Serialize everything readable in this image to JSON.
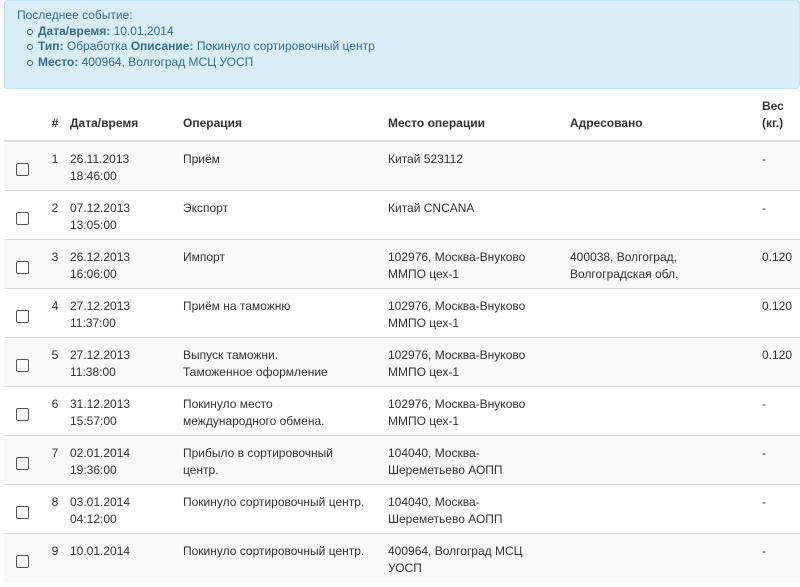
{
  "last_event": {
    "heading": "Последнее событие",
    "datetime_label": "Дата/время:",
    "datetime_value": "10.01.2014",
    "type_label": "Тип:",
    "type_value": "Обработка",
    "desc_label": "Описание:",
    "desc_value": "Покинуло сортировочный центр",
    "place_label": "Место:",
    "place_value": "400964, Волгоград МСЦ УОСП"
  },
  "table": {
    "headers": {
      "num": "#",
      "datetime": "Дата/время",
      "operation": "Операция",
      "place": "Место операции",
      "addressed": "Адресовано",
      "weight_line1": "Вес",
      "weight_line2": "(кг.)"
    },
    "rows": [
      {
        "n": "1",
        "date": "26.11.2013",
        "time": "18:46:00",
        "op1": "Приём",
        "op2": "",
        "place1": "Китай 523112",
        "place2": "",
        "addr1": "",
        "addr2": "",
        "weight": "-"
      },
      {
        "n": "2",
        "date": "07.12.2013",
        "time": "13:05:00",
        "op1": "Экспорт",
        "op2": "",
        "place1": "Китай CNCANA",
        "place2": "",
        "addr1": "",
        "addr2": "",
        "weight": "-"
      },
      {
        "n": "3",
        "date": "26.12.2013",
        "time": "16:06:00",
        "op1": "Импорт",
        "op2": "",
        "place1": "102976, Москва-Внуково",
        "place2": "ММПО цех-1",
        "addr1": "400038, Волгоград,",
        "addr2": "Волгоградская обл.",
        "weight": "0.120"
      },
      {
        "n": "4",
        "date": "27.12.2013",
        "time": "11:37:00",
        "op1": "Приём на таможню",
        "op2": "",
        "place1": "102976, Москва-Внуково",
        "place2": "ММПО цех-1",
        "addr1": "",
        "addr2": "",
        "weight": "0.120"
      },
      {
        "n": "5",
        "date": "27.12.2013",
        "time": "11:38:00",
        "op1": "Выпуск таможни.",
        "op2": "Таможенное оформление",
        "place1": "102976, Москва-Внуково",
        "place2": "ММПО цех-1",
        "addr1": "",
        "addr2": "",
        "weight": "0.120"
      },
      {
        "n": "6",
        "date": "31.12.2013",
        "time": "15:57:00",
        "op1": "Покинуло место",
        "op2": "международного обмена.",
        "place1": "102976, Москва-Внуково",
        "place2": "ММПО цех-1",
        "addr1": "",
        "addr2": "",
        "weight": "-"
      },
      {
        "n": "7",
        "date": "02.01.2014",
        "time": "19:36:00",
        "op1": "Прибыло в сортировочный",
        "op2": "центр.",
        "place1": "104040, Москва-",
        "place2": "Шереметьево АОПП",
        "addr1": "",
        "addr2": "",
        "weight": "-"
      },
      {
        "n": "8",
        "date": "03.01.2014",
        "time": "04:12:00",
        "op1": "Покинуло сортировочный центр.",
        "op2": "",
        "place1": "104040, Москва-",
        "place2": "Шереметьево АОПП",
        "addr1": "",
        "addr2": "",
        "weight": "-"
      },
      {
        "n": "9",
        "date": "10.01.2014",
        "time": "",
        "op1": "Покинуло сортировочный центр.",
        "op2": "",
        "place1": "400964, Волгоград МСЦ",
        "place2": "УОСП",
        "addr1": "",
        "addr2": "",
        "weight": "-"
      }
    ]
  }
}
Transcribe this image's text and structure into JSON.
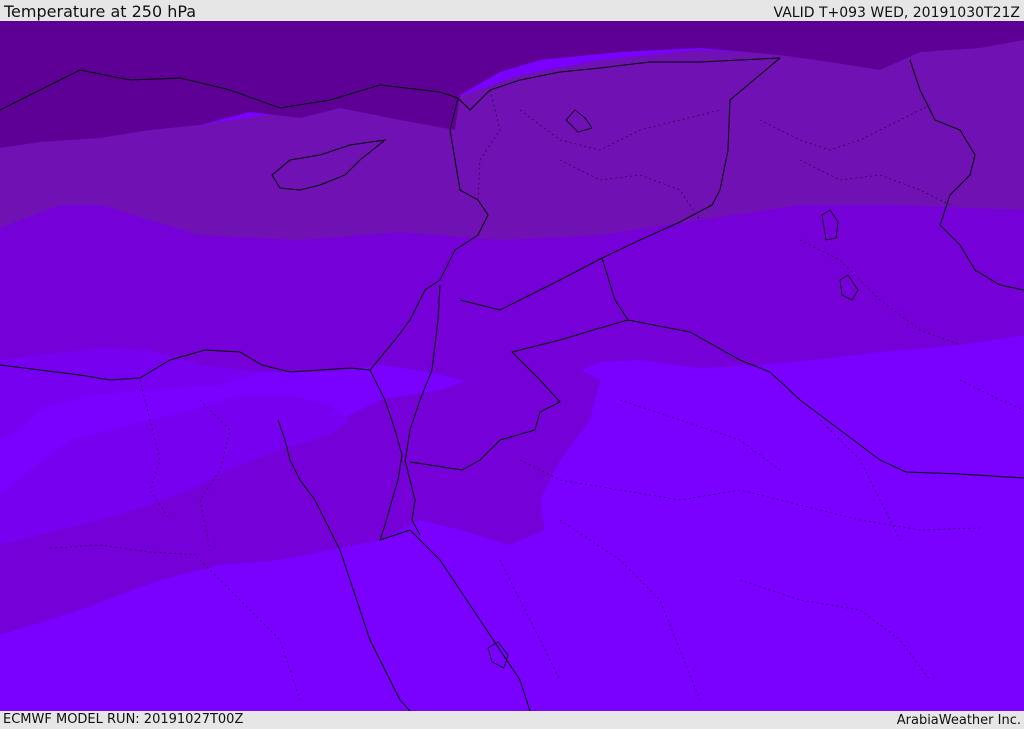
{
  "header": {
    "title": "Temperature at 250 hPa",
    "valid_time": "VALID T+093 WED, 20191030T21Z"
  },
  "footer": {
    "model_run": "ECMWF MODEL RUN: 20191027T00Z",
    "credit": "ArabiaWeather Inc."
  },
  "map": {
    "field": "temperature",
    "level": "250 hPa",
    "colors": {
      "band_darkest": "#5e0096",
      "band_dark": "#7011b3",
      "band_mid": "#7600d8",
      "band_light": "#7800f0",
      "band_lightest": "#7a00ff",
      "coastline": "#000000"
    }
  }
}
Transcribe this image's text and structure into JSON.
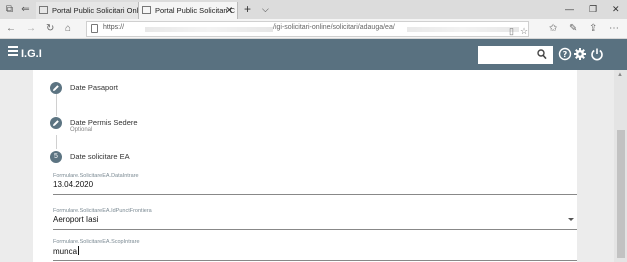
{
  "browser": {
    "tabs": [
      {
        "label": "Portal Public Solicitari Onlin"
      },
      {
        "label": "Portal Public Solicitari C"
      }
    ],
    "address": {
      "prefix": "https://",
      "path": "/igi-solicitari-online/solicitari/adauga/ea/"
    }
  },
  "app": {
    "title": "I.G.I",
    "search": {
      "placeholder": "",
      "value": ""
    }
  },
  "steps": [
    {
      "title": "Date Pasaport",
      "subtitle": ""
    },
    {
      "title": "Date Permis Sedere",
      "subtitle": "Optional"
    },
    {
      "number": "5",
      "title": "Date solicitare EA"
    }
  ],
  "form": {
    "fields": [
      {
        "label": "Formulare.SolicitareEA.DataIntrare",
        "value": "13.04.2020"
      },
      {
        "label": "Formulare.SolicitareEA.IdPunctFrontiera",
        "value": "Aeroport Iasi"
      },
      {
        "label": "Formulare.SolicitareEA.ScopIntrare",
        "value": "munca"
      }
    ]
  },
  "colors": {
    "header": "#597180",
    "step": "#5c7482"
  }
}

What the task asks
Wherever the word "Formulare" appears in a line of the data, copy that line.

Response box
        "label": "Formulare.SolicitareEA.DataIntrare",
        "label": "Formulare.SolicitareEA.IdPunctFrontiera",
        "label": "Formulare.SolicitareEA.ScopIntrare",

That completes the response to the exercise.